-- Opening Marker --

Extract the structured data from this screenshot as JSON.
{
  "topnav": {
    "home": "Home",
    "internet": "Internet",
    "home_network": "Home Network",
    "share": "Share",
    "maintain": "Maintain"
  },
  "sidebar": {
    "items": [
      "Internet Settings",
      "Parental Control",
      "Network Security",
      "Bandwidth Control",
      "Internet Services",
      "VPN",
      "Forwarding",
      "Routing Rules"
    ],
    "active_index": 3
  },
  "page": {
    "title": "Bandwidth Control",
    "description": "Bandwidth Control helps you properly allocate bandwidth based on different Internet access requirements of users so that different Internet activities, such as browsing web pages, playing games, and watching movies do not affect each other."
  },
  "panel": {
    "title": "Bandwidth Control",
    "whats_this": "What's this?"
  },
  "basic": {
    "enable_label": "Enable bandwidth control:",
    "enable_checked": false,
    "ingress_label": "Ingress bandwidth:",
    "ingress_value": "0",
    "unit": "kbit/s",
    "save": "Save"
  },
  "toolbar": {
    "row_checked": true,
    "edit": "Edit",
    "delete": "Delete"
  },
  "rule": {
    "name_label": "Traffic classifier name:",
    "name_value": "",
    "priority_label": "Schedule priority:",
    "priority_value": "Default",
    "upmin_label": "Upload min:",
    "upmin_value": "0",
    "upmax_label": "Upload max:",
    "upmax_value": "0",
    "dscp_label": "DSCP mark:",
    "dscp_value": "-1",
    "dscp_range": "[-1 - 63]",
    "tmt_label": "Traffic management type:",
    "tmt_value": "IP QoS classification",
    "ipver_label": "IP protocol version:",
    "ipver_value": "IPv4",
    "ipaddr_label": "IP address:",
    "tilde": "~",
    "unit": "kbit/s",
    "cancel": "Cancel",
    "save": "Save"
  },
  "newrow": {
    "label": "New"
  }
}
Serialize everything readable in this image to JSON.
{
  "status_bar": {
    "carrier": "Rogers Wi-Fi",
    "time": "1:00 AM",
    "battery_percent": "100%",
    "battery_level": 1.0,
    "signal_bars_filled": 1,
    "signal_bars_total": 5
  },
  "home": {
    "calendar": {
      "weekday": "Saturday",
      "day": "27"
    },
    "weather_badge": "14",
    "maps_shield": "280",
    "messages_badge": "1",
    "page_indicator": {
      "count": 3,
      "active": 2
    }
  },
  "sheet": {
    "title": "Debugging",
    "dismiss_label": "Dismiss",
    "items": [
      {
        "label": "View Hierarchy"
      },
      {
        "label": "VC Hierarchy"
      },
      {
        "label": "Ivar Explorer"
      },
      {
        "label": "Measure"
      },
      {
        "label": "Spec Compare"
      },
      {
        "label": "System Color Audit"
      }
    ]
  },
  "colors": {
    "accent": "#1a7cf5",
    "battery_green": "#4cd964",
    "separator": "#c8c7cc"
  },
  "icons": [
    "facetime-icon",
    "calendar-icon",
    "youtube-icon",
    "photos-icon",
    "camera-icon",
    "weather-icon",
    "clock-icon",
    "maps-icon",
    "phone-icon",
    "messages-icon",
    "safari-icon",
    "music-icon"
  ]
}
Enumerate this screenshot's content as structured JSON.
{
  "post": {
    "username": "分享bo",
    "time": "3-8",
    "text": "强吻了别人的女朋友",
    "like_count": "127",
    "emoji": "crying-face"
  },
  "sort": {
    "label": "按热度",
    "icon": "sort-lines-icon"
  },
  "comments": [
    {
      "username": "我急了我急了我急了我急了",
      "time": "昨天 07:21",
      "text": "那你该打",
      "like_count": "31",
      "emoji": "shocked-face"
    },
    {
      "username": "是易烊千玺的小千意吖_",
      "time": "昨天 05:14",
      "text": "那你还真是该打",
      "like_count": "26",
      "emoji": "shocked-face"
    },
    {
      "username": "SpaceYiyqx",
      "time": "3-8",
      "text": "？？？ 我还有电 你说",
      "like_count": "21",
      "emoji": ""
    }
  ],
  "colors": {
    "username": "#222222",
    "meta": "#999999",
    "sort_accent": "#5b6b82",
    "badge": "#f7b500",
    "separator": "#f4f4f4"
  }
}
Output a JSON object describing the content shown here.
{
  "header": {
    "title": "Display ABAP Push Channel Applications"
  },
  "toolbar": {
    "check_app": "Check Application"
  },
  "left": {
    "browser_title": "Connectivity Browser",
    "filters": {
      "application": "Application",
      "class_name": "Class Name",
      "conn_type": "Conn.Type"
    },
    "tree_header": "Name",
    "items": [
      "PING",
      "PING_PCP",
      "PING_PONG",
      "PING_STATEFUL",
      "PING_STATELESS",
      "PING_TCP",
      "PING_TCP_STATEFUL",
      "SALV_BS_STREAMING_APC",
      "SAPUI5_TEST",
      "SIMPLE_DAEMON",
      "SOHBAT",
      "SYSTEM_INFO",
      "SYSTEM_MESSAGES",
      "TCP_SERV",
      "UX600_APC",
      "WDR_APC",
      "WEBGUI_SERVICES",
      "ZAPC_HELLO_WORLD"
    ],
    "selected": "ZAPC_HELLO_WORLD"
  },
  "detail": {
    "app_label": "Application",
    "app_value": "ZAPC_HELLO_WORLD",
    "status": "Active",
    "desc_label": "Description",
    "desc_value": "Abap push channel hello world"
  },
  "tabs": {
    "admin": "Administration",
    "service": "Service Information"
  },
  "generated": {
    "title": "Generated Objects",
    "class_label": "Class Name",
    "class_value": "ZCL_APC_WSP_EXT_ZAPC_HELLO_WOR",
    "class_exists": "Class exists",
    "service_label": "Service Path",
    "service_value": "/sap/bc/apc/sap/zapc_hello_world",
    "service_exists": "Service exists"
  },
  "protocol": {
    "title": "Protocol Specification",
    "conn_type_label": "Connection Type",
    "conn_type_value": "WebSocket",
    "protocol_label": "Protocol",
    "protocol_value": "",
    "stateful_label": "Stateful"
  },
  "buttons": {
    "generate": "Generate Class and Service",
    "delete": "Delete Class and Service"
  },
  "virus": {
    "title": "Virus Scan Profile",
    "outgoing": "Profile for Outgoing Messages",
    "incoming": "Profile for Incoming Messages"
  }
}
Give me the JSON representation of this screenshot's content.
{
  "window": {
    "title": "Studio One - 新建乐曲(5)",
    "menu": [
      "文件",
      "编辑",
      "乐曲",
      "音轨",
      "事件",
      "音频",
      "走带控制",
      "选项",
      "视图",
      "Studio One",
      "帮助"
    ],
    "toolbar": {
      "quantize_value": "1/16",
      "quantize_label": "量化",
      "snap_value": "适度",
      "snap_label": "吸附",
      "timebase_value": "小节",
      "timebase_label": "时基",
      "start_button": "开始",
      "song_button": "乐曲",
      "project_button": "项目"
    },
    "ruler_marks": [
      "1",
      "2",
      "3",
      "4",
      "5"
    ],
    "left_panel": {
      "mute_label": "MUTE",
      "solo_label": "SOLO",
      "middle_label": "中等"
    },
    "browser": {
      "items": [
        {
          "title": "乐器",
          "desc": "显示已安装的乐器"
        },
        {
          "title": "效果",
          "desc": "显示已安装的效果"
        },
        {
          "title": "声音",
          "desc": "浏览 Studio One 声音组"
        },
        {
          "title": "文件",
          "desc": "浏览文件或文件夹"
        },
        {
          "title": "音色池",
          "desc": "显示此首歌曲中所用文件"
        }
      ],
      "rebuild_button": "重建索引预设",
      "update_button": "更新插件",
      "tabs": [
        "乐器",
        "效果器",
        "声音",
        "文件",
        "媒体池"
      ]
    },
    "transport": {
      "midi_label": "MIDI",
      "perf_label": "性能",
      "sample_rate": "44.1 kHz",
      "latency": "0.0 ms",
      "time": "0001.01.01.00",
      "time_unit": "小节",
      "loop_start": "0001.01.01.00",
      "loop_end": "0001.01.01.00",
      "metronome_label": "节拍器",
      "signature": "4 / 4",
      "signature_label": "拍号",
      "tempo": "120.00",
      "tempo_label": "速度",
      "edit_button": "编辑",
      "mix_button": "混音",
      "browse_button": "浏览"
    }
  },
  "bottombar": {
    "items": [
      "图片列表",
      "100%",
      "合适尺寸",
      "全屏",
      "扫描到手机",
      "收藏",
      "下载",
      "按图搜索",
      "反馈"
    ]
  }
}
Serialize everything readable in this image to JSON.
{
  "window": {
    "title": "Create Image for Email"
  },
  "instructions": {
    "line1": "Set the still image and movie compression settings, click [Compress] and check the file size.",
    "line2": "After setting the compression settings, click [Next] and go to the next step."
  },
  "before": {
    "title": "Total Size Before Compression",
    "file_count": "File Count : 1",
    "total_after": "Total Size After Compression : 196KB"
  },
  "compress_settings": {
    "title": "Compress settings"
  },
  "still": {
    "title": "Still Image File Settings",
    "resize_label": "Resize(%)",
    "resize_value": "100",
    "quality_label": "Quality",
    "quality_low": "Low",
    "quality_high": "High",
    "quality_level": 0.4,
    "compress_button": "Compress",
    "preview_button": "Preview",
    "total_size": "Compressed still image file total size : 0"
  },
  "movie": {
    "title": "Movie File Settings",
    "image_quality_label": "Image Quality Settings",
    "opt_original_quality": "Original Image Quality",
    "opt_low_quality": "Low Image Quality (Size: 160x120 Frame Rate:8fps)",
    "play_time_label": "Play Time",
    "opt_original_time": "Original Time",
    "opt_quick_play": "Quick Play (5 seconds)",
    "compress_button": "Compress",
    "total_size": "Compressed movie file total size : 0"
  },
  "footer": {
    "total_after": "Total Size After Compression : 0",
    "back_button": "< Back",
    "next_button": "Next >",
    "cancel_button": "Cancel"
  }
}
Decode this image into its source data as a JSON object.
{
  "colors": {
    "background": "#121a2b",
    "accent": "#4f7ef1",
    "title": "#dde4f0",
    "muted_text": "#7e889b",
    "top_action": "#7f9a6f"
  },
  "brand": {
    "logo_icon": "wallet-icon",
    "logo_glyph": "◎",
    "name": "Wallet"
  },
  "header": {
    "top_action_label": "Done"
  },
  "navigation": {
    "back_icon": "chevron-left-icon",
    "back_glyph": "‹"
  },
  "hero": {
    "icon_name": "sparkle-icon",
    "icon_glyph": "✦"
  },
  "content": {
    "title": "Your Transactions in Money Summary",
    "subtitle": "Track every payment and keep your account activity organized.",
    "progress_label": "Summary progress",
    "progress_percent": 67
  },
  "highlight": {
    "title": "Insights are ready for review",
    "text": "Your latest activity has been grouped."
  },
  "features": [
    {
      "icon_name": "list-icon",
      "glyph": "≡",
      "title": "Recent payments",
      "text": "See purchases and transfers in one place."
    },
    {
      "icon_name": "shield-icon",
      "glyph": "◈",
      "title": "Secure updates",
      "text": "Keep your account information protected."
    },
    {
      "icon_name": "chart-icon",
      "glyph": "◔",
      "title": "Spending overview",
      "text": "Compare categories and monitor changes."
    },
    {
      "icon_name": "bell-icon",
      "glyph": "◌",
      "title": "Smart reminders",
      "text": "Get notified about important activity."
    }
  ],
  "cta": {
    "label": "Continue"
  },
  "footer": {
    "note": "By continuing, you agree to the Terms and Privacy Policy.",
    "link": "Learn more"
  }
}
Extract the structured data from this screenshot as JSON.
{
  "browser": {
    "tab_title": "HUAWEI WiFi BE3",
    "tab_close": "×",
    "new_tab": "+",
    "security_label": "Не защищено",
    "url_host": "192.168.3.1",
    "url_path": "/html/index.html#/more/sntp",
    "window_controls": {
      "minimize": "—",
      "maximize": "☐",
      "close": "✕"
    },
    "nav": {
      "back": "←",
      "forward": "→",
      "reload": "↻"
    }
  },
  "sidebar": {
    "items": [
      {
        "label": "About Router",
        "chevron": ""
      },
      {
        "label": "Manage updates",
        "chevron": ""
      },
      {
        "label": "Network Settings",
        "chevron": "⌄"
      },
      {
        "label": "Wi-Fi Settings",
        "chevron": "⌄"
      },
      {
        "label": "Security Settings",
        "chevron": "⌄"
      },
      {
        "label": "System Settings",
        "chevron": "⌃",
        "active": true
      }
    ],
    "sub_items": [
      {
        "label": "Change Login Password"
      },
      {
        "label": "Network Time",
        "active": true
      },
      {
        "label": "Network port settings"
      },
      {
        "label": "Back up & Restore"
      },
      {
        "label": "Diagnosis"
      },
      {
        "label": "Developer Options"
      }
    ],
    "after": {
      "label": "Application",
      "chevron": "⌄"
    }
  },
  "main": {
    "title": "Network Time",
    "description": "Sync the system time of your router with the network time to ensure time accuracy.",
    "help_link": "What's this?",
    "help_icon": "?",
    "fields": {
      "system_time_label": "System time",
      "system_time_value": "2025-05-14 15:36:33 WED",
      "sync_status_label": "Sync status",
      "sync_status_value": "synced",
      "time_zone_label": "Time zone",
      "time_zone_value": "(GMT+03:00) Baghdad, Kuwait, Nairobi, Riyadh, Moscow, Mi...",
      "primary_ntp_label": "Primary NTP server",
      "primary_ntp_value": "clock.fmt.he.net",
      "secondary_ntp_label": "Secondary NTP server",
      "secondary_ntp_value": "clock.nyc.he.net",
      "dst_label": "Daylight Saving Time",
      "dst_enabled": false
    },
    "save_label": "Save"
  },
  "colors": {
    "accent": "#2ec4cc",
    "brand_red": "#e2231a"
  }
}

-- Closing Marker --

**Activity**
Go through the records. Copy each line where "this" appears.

**The answer**
Extract the structured data from this screenshot as JSON.
    "whats_this": "What's this?"
Serialize everything readable in this image to JSON.
Enumerate this screenshot's content as structured JSON.
Give me the JSON representation of this screenshot's content.
Serialize everything readable in this image to JSON.
Decode this image into its source data as a JSON object.
Extract the structured data from this screenshot as JSON.
    "help_link": "What's this?",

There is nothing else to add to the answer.